Is twelve (when written as 0012) a four digits number ? If the answer to this question is true, then when have to consider that 30 and 31 are also solutions of the general formulea a^{a}+b^{b}+c^{c}+d^{d} when considering 0^{0} to be equal to 1.
Re: a cute little challenge  Thomas Klemm  05312011
Quote: There are several ways to define 0^{0} as a limit:
Given that we look at numbers of the form n^{n} you may consider 0 a poor choice.
Some may have noted that I cheated a little in my programs since I omitted 0. The main reason was not gain in speed I wouldn't consider twelve a four digits number. Otherwise what's gained with this expression compared to "smaller than 10^{4}"?
Thomas
Re: a cute little challenge  Gerson W. Barbosa  05312011 Seven seconds on the hp50g and there's still a lot of room for improvement as the inner loop is not so efficient as is could be. I have disregarded digits 0 because 0^0 is defined as 1 on the hp50g. BTW, it is defined differently in these two related OEIS sequences.

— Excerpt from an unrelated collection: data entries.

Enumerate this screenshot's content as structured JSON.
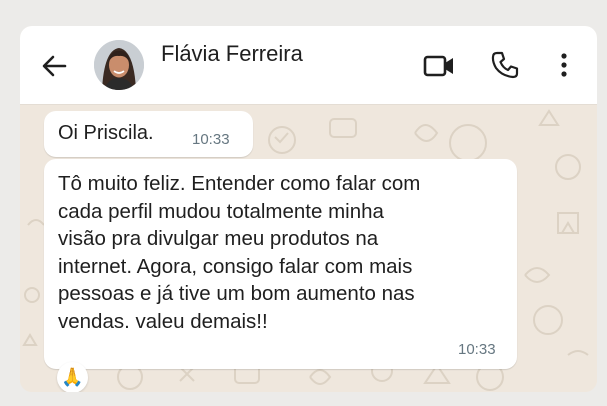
{
  "header": {
    "contact_name": "Flávia Ferreira",
    "icons": [
      "back-arrow-icon",
      "avatar-photo",
      "video-call-icon",
      "phone-call-icon",
      "more-options-icon"
    ]
  },
  "messages": [
    {
      "text": "Oi Priscila.",
      "time": "10:33"
    },
    {
      "text": "Tô muito feliz. Entender como falar com\ncada perfil mudou totalmente minha\nvisão pra divulgar meu produtos na\ninternet. Agora, consigo falar com mais\npessoas e já tive um bom aumento nas\nvendas. valeu demais!!",
      "time": "10:33",
      "reaction": "🙏"
    }
  ],
  "colors": {
    "header_bg": "#ffffff",
    "chat_bg": "#efe7dd",
    "bubble_bg": "#ffffff",
    "timestamp": "#667781",
    "text": "#1f1f1f"
  }
}
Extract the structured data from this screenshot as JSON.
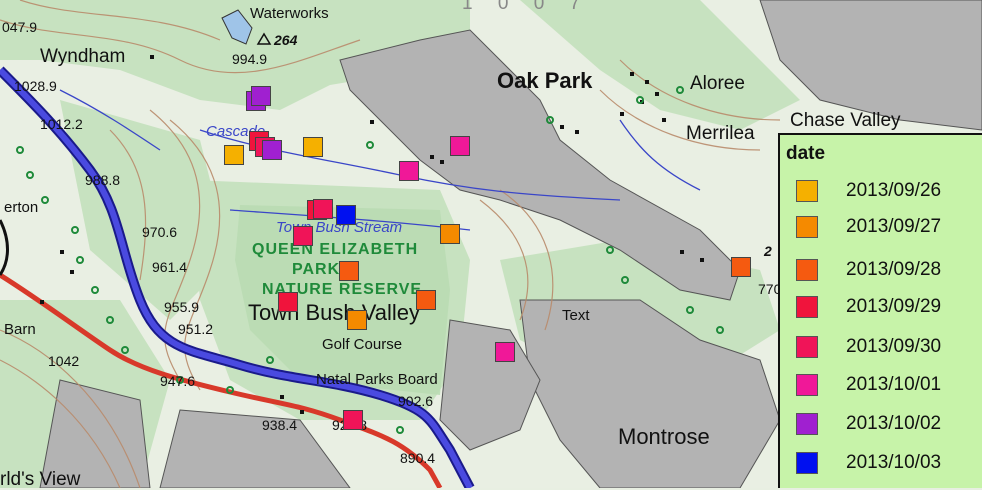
{
  "map": {
    "places": {
      "oak_park": "Oak Park",
      "aloree": "Aloree",
      "merrilea": "Merrilea",
      "chase_valley": "Chase Valley",
      "wyndham": "Wyndham",
      "waterworks": "Waterworks",
      "town_bush_valley": "Town Bush Valley",
      "golf_course": "Golf Course",
      "natal_parks_board": "Natal Parks Board",
      "montrose": "Montrose",
      "barn": "Barn",
      "erton": "erton",
      "worlds_view": "rld's View",
      "text": "Text",
      "cascade": "Cascade"
    },
    "water": {
      "stream": "Town Bush Stream"
    },
    "reserve": {
      "line1": "QUEEN ELIZABETH",
      "line2": "PARK",
      "line3": "NATURE RESERVE"
    },
    "elevations": {
      "e0479": "047.9",
      "e10289": "1028.9",
      "e10122": "1012.2",
      "e9888": "988.8",
      "e9706": "970.6",
      "e9614": "961.4",
      "e9559": "955.9",
      "e9512": "951.2",
      "e1042": "1042",
      "e9476": "947.6",
      "e9384": "938.4",
      "e9238": "923.8",
      "e9026": "902.6",
      "e8904": "890.4",
      "e9949": "994.9",
      "e264": "264",
      "e770": "770",
      "e2": "2"
    },
    "top_fragment": "1 0 0 7",
    "colors": {
      "background": "#e8efe2",
      "forest": "#c9e3c3",
      "urban": "#b4b4b4",
      "highway": "#3b3bd6",
      "main_road": "#d83a2a",
      "contour": "#b88a6a",
      "stream": "#3a46c8"
    }
  },
  "legend": {
    "title": "date",
    "entries": [
      {
        "label": "2013/09/26",
        "color": "#f5b000"
      },
      {
        "label": "2013/09/27",
        "color": "#f58a00"
      },
      {
        "label": "2013/09/28",
        "color": "#f55a10"
      },
      {
        "label": "2013/09/29",
        "color": "#f0143c"
      },
      {
        "label": "2013/09/30",
        "color": "#f01458"
      },
      {
        "label": "2013/10/01",
        "color": "#f01898"
      },
      {
        "label": "2013/10/02",
        "color": "#a020d0"
      },
      {
        "label": "2013/10/03",
        "color": "#0010f0"
      }
    ]
  },
  "markers": [
    {
      "date_index": 6
    },
    {
      "date_index": 6
    },
    {
      "date_index": 0
    },
    {
      "date_index": 0
    },
    {
      "date_index": 3
    },
    {
      "date_index": 4
    },
    {
      "date_index": 6
    },
    {
      "date_index": 5
    },
    {
      "date_index": 5
    },
    {
      "date_index": 3
    },
    {
      "date_index": 4
    },
    {
      "date_index": 7
    },
    {
      "date_index": 4
    },
    {
      "date_index": 1
    },
    {
      "date_index": 2
    },
    {
      "date_index": 3
    },
    {
      "date_index": 2
    },
    {
      "date_index": 1
    },
    {
      "date_index": 5
    },
    {
      "date_index": 4
    },
    {
      "date_index": 2
    }
  ]
}
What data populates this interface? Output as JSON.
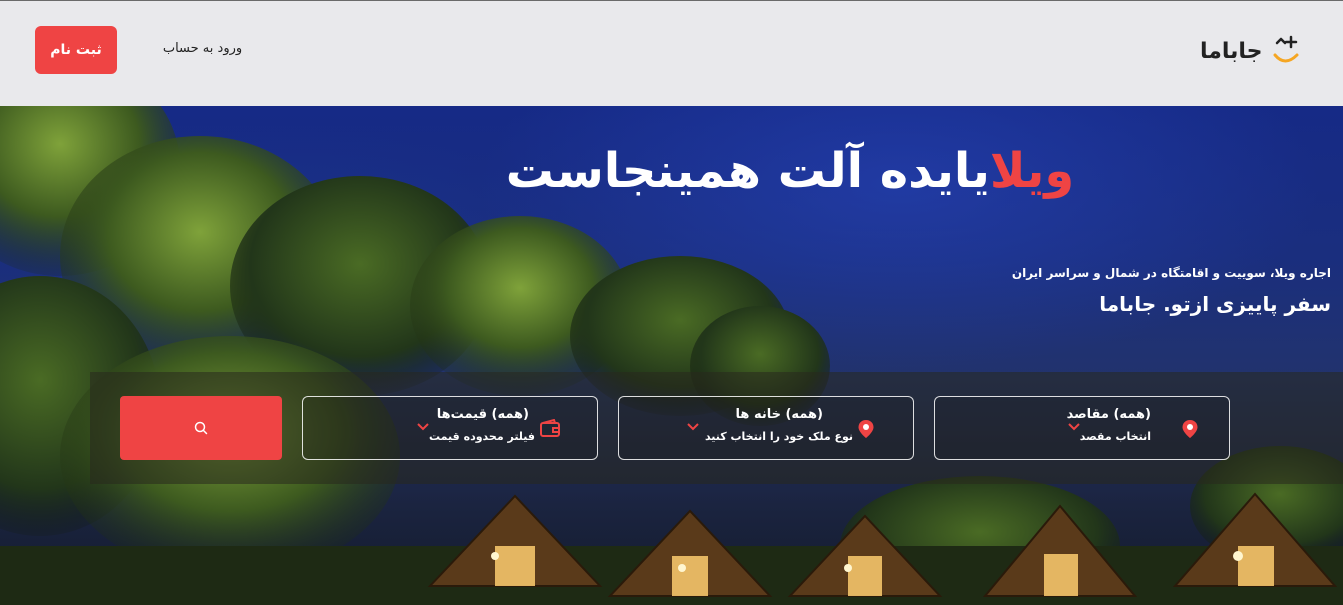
{
  "header": {
    "logo_text": "جاباما",
    "login_label": "ورود به حساب",
    "signup_label": "ثبت نام"
  },
  "hero": {
    "title_accent": "ویلا",
    "title_rest": "یایده آلت همینجاست",
    "subtitle": "اجاره ویلا، سوییت و اقامتگاه در شمال و سراسر ایران",
    "slogan": "سفر پاییزی ازتو. جاباما"
  },
  "search": {
    "destination": {
      "title": "(همه) مقاصد",
      "subtitle": "انتخاب مقصد",
      "icon": "location-pin-icon"
    },
    "house_type": {
      "title": "(همه) خانه ها",
      "subtitle": "نوع ملک خود را انتخاب کنید",
      "icon": "location-pin-icon"
    },
    "price": {
      "title": "(همه) قیمت‌ها",
      "subtitle": "فیلتر محدوده قیمت",
      "icon": "wallet-icon"
    },
    "button_icon": "search-icon"
  },
  "colors": {
    "brand": "#ef4444",
    "header_bg": "#e9e9ec",
    "logo_smile": "#f5a623"
  }
}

%%HP: T(3)A(D)F(,); Re: a cute little challenge  Thomas Klemm  06022011 Quote:Very nice! That's one of the reasons I like RPL.

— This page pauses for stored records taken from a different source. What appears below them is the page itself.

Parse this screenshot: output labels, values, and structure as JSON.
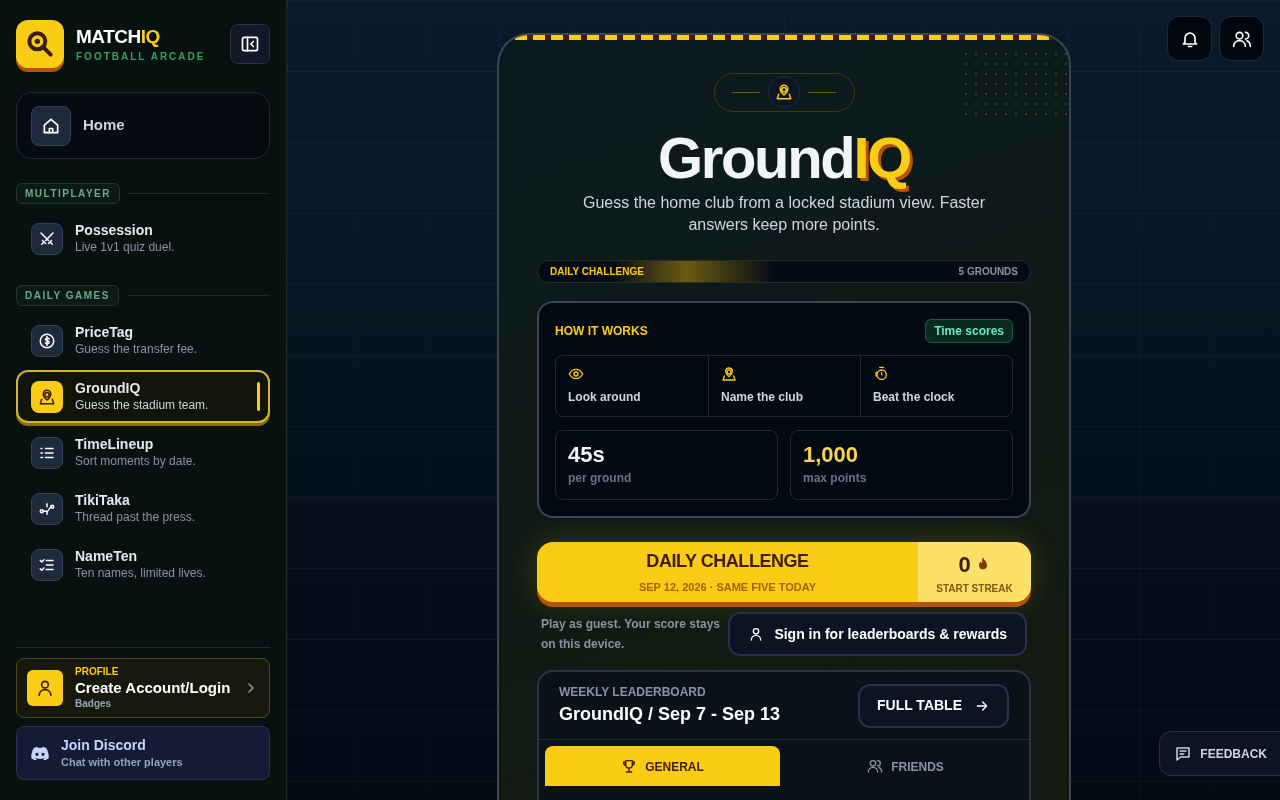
{
  "brand": {
    "name": "MATCH",
    "accent": "IQ",
    "tagline": "FOOTBALL ARCADE"
  },
  "sidebar": {
    "home": {
      "label": "Home",
      "selected": false
    },
    "sections": [
      {
        "heading": "MULTIPLAYER",
        "items": [
          {
            "title": "Possession",
            "subtitle": "Live 1v1 quiz duel.",
            "selected": false
          }
        ]
      },
      {
        "heading": "DAILY GAMES",
        "items": [
          {
            "title": "PriceTag",
            "subtitle": "Guess the transfer fee.",
            "selected": false
          },
          {
            "title": "GroundIQ",
            "subtitle": "Guess the stadium team.",
            "selected": true
          },
          {
            "title": "TimeLineup",
            "subtitle": "Sort moments by date.",
            "selected": false
          },
          {
            "title": "TikiTaka",
            "subtitle": "Thread past the press.",
            "selected": false
          },
          {
            "title": "NameTen",
            "subtitle": "Ten names, limited lives.",
            "selected": false
          }
        ]
      }
    ],
    "profile": {
      "eyebrow": "PROFILE",
      "title": "Create Account/Login",
      "subtitle": "Badges"
    },
    "discord": {
      "title": "Join Discord",
      "subtitle": "Chat with other players"
    }
  },
  "game": {
    "title": "Ground",
    "accent": "IQ",
    "description": "Guess the home club from a locked stadium view. Faster answers keep more points.",
    "challenge_bar": {
      "label": "DAILY CHALLENGE",
      "count": "5 GROUNDS"
    },
    "how_it_works": {
      "heading": "HOW IT WORKS",
      "badge": "Time scores",
      "steps": [
        "Look around",
        "Name the club",
        "Beat the clock"
      ],
      "stats": [
        {
          "value": "45s",
          "label": "per ground",
          "highlight": false
        },
        {
          "value": "1,000",
          "label": "max points",
          "highlight": true
        }
      ]
    },
    "daily": {
      "title": "DAILY CHALLENGE",
      "date": "SEP 12, 2026 · SAME FIVE TODAY",
      "streak": "0",
      "streak_label": "START STREAK"
    },
    "guest_note": "Play as guest. Your score stays on this device.",
    "sign_in": "Sign in for leaderboards & rewards",
    "leaderboard": {
      "eyebrow": "WEEKLY LEADERBOARD",
      "title": "GroundIQ / Sep 7 - Sep 13",
      "button": "FULL TABLE",
      "tabs": [
        {
          "label": "GENERAL",
          "selected": true
        },
        {
          "label": "FRIENDS",
          "selected": false
        }
      ]
    }
  },
  "feedback": "FEEDBACK"
}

Quote:
Using the '9 MOD' trick the expensive check is avoided in most of the cases: \<< { } 1 4 I had problems using { a b c } with the HP48. The local variables are not evaluated resulting in an algebraic expression. However adding them to the list is fine. Maybe using \>LIST is faster. Other suggestions? The execution time dropped from about 1.5s to 0.6s using m48 on the iPhone.
Cheers

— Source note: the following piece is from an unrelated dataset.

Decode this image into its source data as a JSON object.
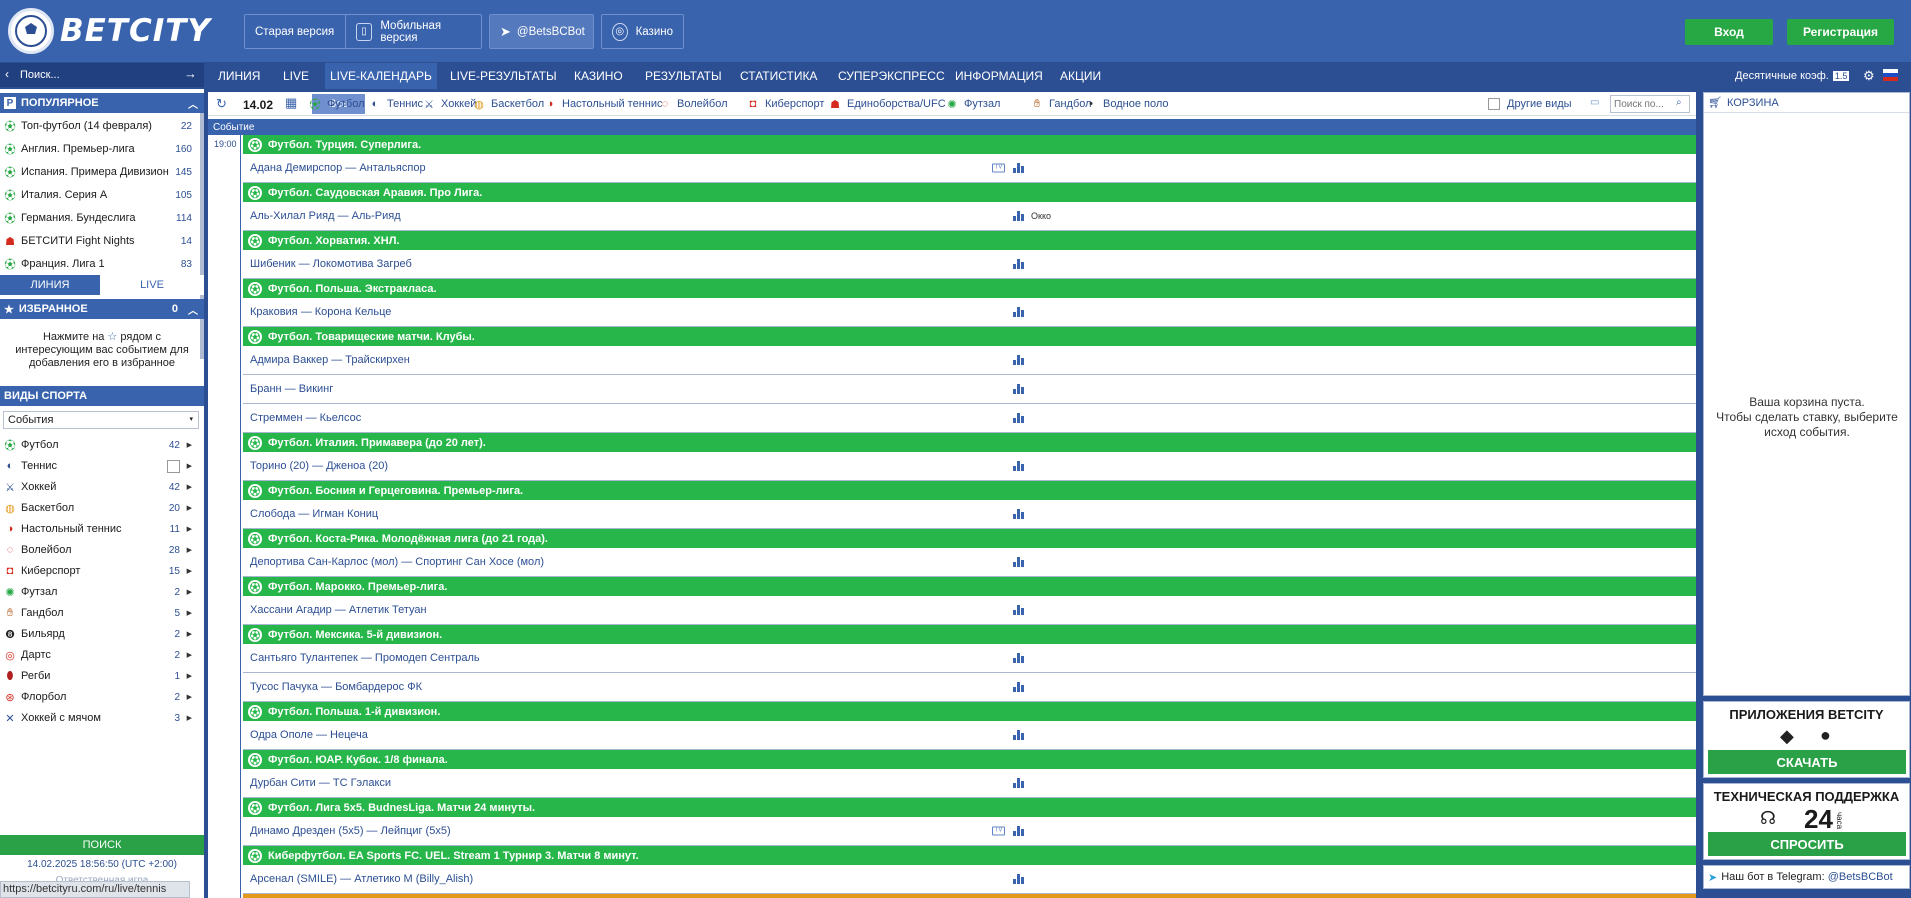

Edited: 2 June 2011, 6:34 a.m.
Re: a cute little challenge  Gerson W. Barbosa  06022011 Great improvement! 2.67 seconds on the hp50g. You're right, \>LIST is faster, 2.46 seconds:
%%HP: T(3)A(D)F(,); Regards,
Gerson.
Re: a cute little challenge  Paul Dale  06022011 A naive translation to the 34s of this hp41 program takes about 0.4 seconds to find the solution in real mode and 0.3 seconds in integer mode.
001 LBL A
Re: a cute little challenge  Thomas Klemm  06022011 Quote:
Or rather? a b c 5, 4, \>LIST
Re: a cute little challenge  Thomas Klemm  06022011 Wow, that's fast. Thanks for taking the time to measure it. Just keep in mind that here we count down from 5555 to 3435. Thus bailing out at the first occurence of a solution might not be fair. Or just be careful when comparing the figures.
Kind regards Re: a cute little challenge  Gerson W. Barbosa  06022011 Oops! :)
2.37 seconds without the unnecessesary + in the innermost loop.
Re: a cute little challenge  Andrés C. Rodríguez (Argentina)  06022011 About 0031... how could it be a solution?
Edited: 2 June 2011, 12:53 p.m.
Re: a cute little challenge  Paul Dale  06022011 Without the short cut finish it takes 0.8 seconds in real mode and 0.7 in integer mode.  Pauli
001 LBL A
Re: a cute little challenge  C.Ret  06032011 Yes, you are right, sorry for that. 31 have to be consider as a 5 digits number : [pre] 00031 = 0^{0} + 0^{0}+0^{0}+3^{3}+1^{1} = 1+1+1+27+1 = 31